An object of the present invention is to provide a highly efficient electroluminescent unit based on cadmium fluoride, free from the disadvantages previously described, i.e. to produce a unit of high luminescent efficiency.
The substance of the present invention lies in doping cadmium fluoride with two kinds of impurities. One group of impurities consists of manganese ions, ensuring the existence of luminescent centers, and the other group consists of elements which represent shallow donors within the host material.
A cadmium fluoride crystal, doubly doped both with maganese and one of the trivalent elements meets two basic criteria of electroluminescent materials, i.e. good electronic conductivity and the presence of efficient radiative recombination centers.

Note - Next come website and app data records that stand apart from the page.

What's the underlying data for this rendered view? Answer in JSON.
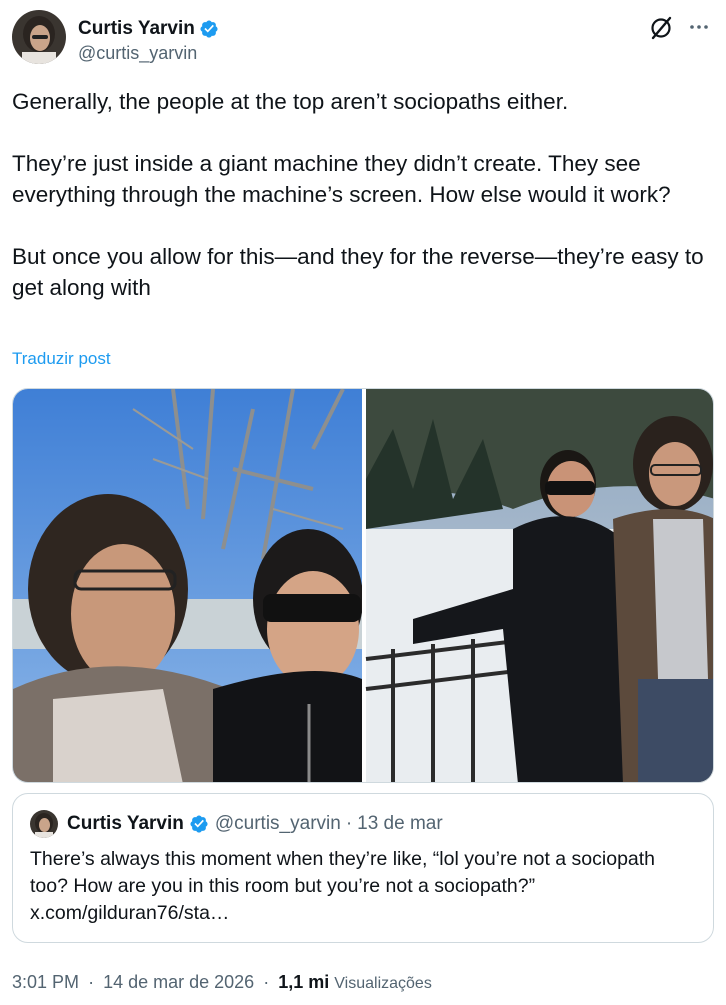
{
  "author": {
    "name": "Curtis Yarvin",
    "handle": "@curtis_yarvin",
    "verified_color": "#1d9bf0"
  },
  "post": {
    "paragraphs": [
      "Generally, the people at the top aren’t sociopaths either.",
      "They’re just inside a giant machine they didn’t create. They see everything through the machine’s screen. How else would it work?",
      "But once you allow for this—and they for the reverse—they’re easy to get along with"
    ],
    "translate_link": "Traduzir post"
  },
  "quoted": {
    "name": "Curtis Yarvin",
    "handle": "@curtis_yarvin",
    "separator": "·",
    "date": "13 de mar",
    "text": "There’s always this moment when they’re like, “lol you’re not a sociopath too? How are you in this room but you’re not a sociopath?” x.com/gilduran76/sta…"
  },
  "footer": {
    "time": "3:01 PM",
    "separator": "·",
    "date": "14 de mar de 2026",
    "views_count": "1,1 mi",
    "views_label": "Visualizações"
  },
  "icons": {
    "grok": "grok-icon",
    "more": "more-dots-icon",
    "verified": "verified-badge-icon"
  },
  "colors": {
    "link": "#1d9bf0",
    "secondary_text": "#536471",
    "border": "#cfd9de"
  }
}
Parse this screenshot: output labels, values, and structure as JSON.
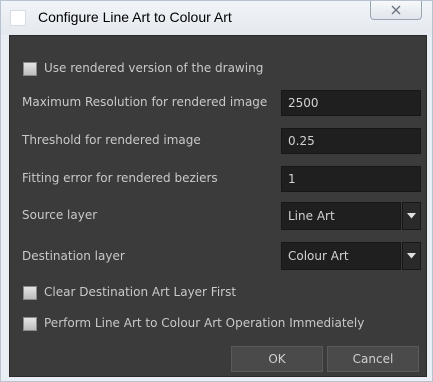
{
  "window": {
    "title": "Configure Line Art to Colour Art"
  },
  "options": {
    "use_rendered_label": "Use rendered version of the drawing",
    "use_rendered_checked": false,
    "clear_destination_label": "Clear Destination Art Layer First",
    "clear_destination_checked": false,
    "perform_immediately_label": "Perform Line Art to Colour Art Operation Immediately",
    "perform_immediately_checked": false
  },
  "fields": {
    "max_resolution": {
      "label": "Maximum Resolution for rendered image",
      "value": "2500"
    },
    "threshold": {
      "label": "Threshold for rendered image",
      "value": "0.25"
    },
    "fitting_error": {
      "label": "Fitting error for rendered beziers",
      "value": "1"
    }
  },
  "selects": {
    "source_layer": {
      "label": "Source layer",
      "value": "Line Art"
    },
    "destination_layer": {
      "label": "Destination layer",
      "value": "Colour Art"
    }
  },
  "buttons": {
    "ok": "OK",
    "cancel": "Cancel"
  },
  "colors": {
    "dialog_bg": "#3b3b3b",
    "field_bg": "#1f1f1f",
    "text": "#c9c9c9",
    "frame": "#e9eef4"
  }
}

Because the conductivity of cadmium fluoride crystals is of a monopolar nature (electronic), the electroluminescence may occur either by ionization or impact excitation. Therefore the application of metal - semiconductor contact, known in the art, which permits obtaining a strong electric field, necessary to accelerate electrons, does not ensure an adequate luminesence efficiency. In order to solve this problem, the cadmium fluoride crystals were separated from the blocking electrode by an insulating layer, (Metal-Insulator-Semiconductor structure). This layer prevents an extraction of electrons and enables their accumulation at positive bias of the blocking electrode. With such a construction the electroluminescent device operates by applying an alternating current.
The electroluminescent devices of the construction described above produce a strong, green luminescence at room temperature with quantum efficiency above 10-3 and the electroluminesecence spectrum concides with the photoluminescence spectrum and reaches a maximum at λmaz. =approx. 520 μm.
It was found that useful operation parameters were obtained when using conducting cadmium floride crystals with a free electron concentration of more than 1015 cm-3, doped with manganese of HMn concentration in the range 0.1 mole percent<HMn <5 mole percent.
The luminescence area is restricted solely by manufacturing facilities and in components which were designed by the inventors reached 1 sq. cm.
Useful luminous brightness is obtained with a power supply less than 100 mN/cm2.
|Cited Patent||Filing date||Publication date||Applicant||Title|
|US3503812 *||Nov 18, 1966||Mar 31, 1970||Gen Electric||Electroluminescent cell and method of making the same|
|US3541375 *||Jun 7, 1967||Nov 17, 1970||Gen Electric||Barrier layer electroluminescent devices|
|1||*||Appl. Phys. Lett. 34(3), Feb. 1, 1979, "Semiconducting CdF.sub.2 :Mn-A New Material for Efficient Blue-Green Electroluminescence".|
|2||Appl. Phys. Lett. 34(3), Feb. 1, 1979, "Semiconducting CdF2 :Mn-A New Material for Efficient Blue-Green Electroluminescence".|
|3||*||Journal of Crystal Growth 1 (1967) 183-186, "Preparation and Some Properties of CdF.sub.2 Single Crystals".|
|4||Journal of Crystal Growth 1 (1967) 183-186, "Preparation and Some Properties of CdF2 Single Crystals".|
|Citing Patent||Filing date||Publication date||Applicant||Title|
|US4751427 *||Jul 16, 1986||Jun 14, 1988||Planar Systems, Inc.||Thin-film electroluminescent device|
|U.S. Classification||313/503, 252/512, 252/301.40H, 257/E33.052|
|International Classification||H05B33/14, H01L33/00, H01L33/26|
|Cooperative Classification||H01L33/0037, H01L33/26, H05B33/145|
|European Classification||H05B33/14F, H01L33/00D5, H01L33/26|